E: We wanted the videos to be realistic, so we drew from our own experiences. Larry’s character is based on an older World War II Veteran I know. I was a middle school teacher for a few years — that really helped me understand what our teenage character may be dealing with and how teachers can step in to offer help.
T: We did our best to step into the shoes of our characters and really see and feel things from their perspectives. Emily’s experience as a middle school teacher certainly helped us frame the anxieties and pressures a teen might feel. For me, as a military spouse, knowing some of the nuances of active-duty service member behaviors was helpful in creating “Jennifer” and imagining her transition to civilian life. Additionally, having lost my parents, I could easily understand the strain on “Larry” and his son “James’” relationship and the eventual conversation they have when they decide to reach out to each other.
What was your favorite part of the process?
E: I think for me, the character development writing process was the most fun. I loved being able to really make a profile for these characters and turn them into real people for audiences to relate.
T: I really enjoyed the casting process. When we were watching actors bring the characters to life in their audition tapes, I felt like we had made characters that even the actors could empathize with and that these videos were really going to resonate with people so they could understand that everyone has risk factors.
What were some of the challenges you faced?
E: Time! Though we wrote lengthy scripts to start, our final scripts ended up being around ¼ of the length. We were also working under a tight timeline — but thanks to coffee and our DCG team’s help, we kept the deadlines on track.
T: Yes, definitely time. We learned that conversation or spoken storylines took a lot longer to establish, and visual cues were much more efficient in building important details. Even so, I really enjoyed the creative process around establishing parts of the story with visual cues rather than the script. In the original (and very long) scripts, we had a lot of sentimental details about “Larry” looking through his son’s old books and fiddling with his wedding ring when thinking of his late wife. These didn’t ultimately end up in the final versions mostly because of Covid-19 and not being able to film in multiple locations, but also because we had to get right to the point.
Was anything particularly surprising about the process?
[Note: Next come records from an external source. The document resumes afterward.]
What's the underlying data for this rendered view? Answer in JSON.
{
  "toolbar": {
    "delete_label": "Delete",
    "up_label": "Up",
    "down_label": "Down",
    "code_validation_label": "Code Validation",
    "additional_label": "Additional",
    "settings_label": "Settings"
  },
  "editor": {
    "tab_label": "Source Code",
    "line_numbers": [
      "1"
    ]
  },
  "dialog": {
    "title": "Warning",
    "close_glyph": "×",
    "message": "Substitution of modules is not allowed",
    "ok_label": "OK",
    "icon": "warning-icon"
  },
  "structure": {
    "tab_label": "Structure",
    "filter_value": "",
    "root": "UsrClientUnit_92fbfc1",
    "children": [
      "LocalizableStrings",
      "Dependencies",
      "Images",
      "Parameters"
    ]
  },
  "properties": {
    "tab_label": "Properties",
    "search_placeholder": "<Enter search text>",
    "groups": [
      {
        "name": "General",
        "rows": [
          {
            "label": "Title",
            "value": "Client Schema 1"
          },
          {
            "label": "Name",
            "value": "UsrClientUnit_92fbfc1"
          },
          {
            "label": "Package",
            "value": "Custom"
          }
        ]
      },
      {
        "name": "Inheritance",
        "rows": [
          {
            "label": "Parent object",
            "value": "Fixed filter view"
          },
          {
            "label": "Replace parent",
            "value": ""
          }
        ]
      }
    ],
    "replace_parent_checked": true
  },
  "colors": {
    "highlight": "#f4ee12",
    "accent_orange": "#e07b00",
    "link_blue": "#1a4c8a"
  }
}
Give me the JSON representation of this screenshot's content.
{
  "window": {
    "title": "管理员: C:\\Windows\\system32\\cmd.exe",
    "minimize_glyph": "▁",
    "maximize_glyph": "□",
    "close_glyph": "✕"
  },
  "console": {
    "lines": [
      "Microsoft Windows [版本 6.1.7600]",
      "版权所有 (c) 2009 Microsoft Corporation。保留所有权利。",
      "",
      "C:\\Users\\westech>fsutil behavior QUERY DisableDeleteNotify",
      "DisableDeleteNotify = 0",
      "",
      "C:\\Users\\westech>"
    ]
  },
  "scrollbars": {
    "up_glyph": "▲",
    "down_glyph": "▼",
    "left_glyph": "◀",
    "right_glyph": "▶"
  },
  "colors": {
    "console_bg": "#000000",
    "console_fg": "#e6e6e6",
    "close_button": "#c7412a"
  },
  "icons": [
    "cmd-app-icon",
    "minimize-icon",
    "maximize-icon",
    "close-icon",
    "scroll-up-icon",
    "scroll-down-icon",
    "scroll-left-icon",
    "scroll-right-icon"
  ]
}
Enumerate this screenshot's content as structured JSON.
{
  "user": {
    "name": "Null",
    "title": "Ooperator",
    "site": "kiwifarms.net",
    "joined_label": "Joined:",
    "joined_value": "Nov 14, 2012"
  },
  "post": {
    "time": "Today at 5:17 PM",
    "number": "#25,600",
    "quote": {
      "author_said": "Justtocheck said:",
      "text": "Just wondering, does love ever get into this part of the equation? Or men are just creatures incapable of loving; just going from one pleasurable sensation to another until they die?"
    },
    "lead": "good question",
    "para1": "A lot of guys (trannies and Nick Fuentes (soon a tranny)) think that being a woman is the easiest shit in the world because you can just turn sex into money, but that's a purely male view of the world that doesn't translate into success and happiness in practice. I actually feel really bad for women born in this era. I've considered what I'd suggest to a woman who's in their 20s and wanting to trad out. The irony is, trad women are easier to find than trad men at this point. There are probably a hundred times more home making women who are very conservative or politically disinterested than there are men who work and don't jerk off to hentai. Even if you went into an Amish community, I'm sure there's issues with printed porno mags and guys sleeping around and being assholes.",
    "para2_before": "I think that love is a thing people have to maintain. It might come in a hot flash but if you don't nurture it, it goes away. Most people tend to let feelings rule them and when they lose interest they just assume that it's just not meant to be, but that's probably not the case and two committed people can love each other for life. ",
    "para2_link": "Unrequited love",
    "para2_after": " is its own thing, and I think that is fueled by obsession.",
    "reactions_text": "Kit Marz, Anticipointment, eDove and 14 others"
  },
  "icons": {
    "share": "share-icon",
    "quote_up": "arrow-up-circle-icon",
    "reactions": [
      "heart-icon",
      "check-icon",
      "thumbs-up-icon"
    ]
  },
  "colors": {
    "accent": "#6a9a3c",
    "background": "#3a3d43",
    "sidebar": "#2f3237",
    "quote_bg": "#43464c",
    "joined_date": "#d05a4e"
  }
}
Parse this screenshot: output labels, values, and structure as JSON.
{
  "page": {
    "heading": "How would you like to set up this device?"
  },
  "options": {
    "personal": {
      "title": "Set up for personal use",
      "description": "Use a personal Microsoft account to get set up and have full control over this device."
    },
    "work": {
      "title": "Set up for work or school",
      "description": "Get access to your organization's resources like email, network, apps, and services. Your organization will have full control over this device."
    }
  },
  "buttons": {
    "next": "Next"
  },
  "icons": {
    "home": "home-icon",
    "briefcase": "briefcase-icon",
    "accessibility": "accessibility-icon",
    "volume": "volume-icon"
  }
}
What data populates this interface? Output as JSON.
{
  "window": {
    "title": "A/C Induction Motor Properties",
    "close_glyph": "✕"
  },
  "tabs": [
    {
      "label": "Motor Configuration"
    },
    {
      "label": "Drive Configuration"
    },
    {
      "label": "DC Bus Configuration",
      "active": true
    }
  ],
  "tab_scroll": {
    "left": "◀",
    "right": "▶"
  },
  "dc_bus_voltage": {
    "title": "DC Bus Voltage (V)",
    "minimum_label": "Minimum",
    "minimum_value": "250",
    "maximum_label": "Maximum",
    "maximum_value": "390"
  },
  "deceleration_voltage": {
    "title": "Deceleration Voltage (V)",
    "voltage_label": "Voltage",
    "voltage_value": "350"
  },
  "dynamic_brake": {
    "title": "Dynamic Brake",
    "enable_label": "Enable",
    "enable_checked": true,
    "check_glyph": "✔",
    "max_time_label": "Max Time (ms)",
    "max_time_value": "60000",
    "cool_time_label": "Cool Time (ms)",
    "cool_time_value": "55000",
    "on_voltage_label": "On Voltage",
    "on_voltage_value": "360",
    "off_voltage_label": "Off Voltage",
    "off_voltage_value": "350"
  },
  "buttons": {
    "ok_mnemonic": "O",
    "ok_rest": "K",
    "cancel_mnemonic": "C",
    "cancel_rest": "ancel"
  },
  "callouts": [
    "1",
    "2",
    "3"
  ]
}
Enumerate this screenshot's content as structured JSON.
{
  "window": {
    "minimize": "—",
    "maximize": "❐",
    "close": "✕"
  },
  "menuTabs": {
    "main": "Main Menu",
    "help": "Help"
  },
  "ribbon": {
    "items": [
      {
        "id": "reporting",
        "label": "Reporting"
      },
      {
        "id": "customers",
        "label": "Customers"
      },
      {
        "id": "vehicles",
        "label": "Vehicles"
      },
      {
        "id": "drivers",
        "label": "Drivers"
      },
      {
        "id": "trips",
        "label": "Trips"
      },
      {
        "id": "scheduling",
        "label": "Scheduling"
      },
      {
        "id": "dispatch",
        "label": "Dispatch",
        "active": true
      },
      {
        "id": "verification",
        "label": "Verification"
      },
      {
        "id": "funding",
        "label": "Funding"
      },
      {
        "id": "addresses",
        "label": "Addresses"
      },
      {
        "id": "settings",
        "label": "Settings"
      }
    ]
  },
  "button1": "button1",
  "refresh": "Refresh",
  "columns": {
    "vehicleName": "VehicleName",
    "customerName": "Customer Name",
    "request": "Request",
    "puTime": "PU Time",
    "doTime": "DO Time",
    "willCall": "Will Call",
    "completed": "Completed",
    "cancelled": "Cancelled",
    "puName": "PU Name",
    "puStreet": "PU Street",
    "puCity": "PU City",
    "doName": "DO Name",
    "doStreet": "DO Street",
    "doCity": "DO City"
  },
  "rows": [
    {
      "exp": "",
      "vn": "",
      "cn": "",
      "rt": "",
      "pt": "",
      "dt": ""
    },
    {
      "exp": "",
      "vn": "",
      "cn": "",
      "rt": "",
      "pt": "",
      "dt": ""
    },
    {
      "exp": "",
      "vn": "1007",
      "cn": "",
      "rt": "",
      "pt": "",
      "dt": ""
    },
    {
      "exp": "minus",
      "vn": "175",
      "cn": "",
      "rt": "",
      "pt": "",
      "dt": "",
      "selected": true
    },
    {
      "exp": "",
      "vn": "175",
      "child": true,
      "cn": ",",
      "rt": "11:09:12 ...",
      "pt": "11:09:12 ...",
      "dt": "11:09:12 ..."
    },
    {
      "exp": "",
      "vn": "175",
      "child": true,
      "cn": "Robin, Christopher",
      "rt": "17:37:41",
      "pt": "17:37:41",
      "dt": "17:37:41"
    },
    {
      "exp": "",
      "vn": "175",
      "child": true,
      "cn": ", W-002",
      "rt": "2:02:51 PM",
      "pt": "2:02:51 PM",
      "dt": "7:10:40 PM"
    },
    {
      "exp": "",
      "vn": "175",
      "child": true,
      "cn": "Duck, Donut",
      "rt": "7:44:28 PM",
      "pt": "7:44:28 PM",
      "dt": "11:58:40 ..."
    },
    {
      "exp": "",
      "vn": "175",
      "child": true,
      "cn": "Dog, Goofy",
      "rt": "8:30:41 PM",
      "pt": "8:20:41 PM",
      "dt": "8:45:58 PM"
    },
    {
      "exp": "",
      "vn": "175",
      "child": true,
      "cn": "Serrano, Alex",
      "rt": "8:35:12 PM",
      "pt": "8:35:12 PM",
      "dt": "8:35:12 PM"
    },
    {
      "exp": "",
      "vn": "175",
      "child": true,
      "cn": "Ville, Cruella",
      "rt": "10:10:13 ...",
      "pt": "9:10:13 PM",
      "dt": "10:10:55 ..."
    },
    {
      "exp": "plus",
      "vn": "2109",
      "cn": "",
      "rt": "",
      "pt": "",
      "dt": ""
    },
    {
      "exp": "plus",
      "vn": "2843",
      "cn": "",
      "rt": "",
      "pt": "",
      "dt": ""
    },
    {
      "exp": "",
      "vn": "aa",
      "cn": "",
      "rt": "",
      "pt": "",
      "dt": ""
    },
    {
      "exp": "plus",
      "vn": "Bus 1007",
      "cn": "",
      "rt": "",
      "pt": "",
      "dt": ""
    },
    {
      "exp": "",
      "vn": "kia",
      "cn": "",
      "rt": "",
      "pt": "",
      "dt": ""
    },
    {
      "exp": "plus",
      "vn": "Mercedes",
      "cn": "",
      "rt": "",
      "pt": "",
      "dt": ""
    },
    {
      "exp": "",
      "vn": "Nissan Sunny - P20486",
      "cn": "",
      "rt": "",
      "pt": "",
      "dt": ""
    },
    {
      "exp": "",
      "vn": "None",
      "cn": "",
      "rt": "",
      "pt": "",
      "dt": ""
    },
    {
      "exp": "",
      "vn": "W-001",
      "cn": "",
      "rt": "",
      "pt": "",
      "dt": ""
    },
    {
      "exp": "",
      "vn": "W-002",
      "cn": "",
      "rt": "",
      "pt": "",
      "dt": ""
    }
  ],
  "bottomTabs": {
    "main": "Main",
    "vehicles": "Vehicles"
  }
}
T: There were a lot of surprising things, but mostly because this process was new to us. We partnered with a production company called Greenbuzz that specializes in this type of project. We learned a lot from their expertise about setting the tone with lighting and fog, framing shots with tree branches, even boosting engagement by avoiding some tactics and bringing in others. Of course, we also weren’t expecting to be making a Covid-19 compliance plan when we dreamed up our characters and the coffee shop setting. When we fully understood how Covid-19 would affect live-action production, Greenbuzz really covered all the bases in developing a plan to keep everyone safe while filming.
Would you want to work on another video?
E: For sure! It’s really exciting to see some of the shorter concepts we have already done make their way to TV, and I think these are even more meaningful for the public to see — especially right now. Working on the videos definitely makes me feel like we are speaking to Americans across the country about how they can help prevent suicide.
T: Yes, and we have. Since imagining the concepts for these videos back in June, we have created a lot of video content for the REACH campaign. Video has become a fairly sizable part of our creative deliverables lately. Nothing quite as big in scope as this set of videos, but we do have plans to create more video pieces in the next year.
Where can we see the videos?
E: The PSA will make its way to TV soon! The full version will be used for other advertising efforts (hint: YouTube masthead, Facebook, and maybe more). All videos will also live on REACH.gov so anyone can access anytime!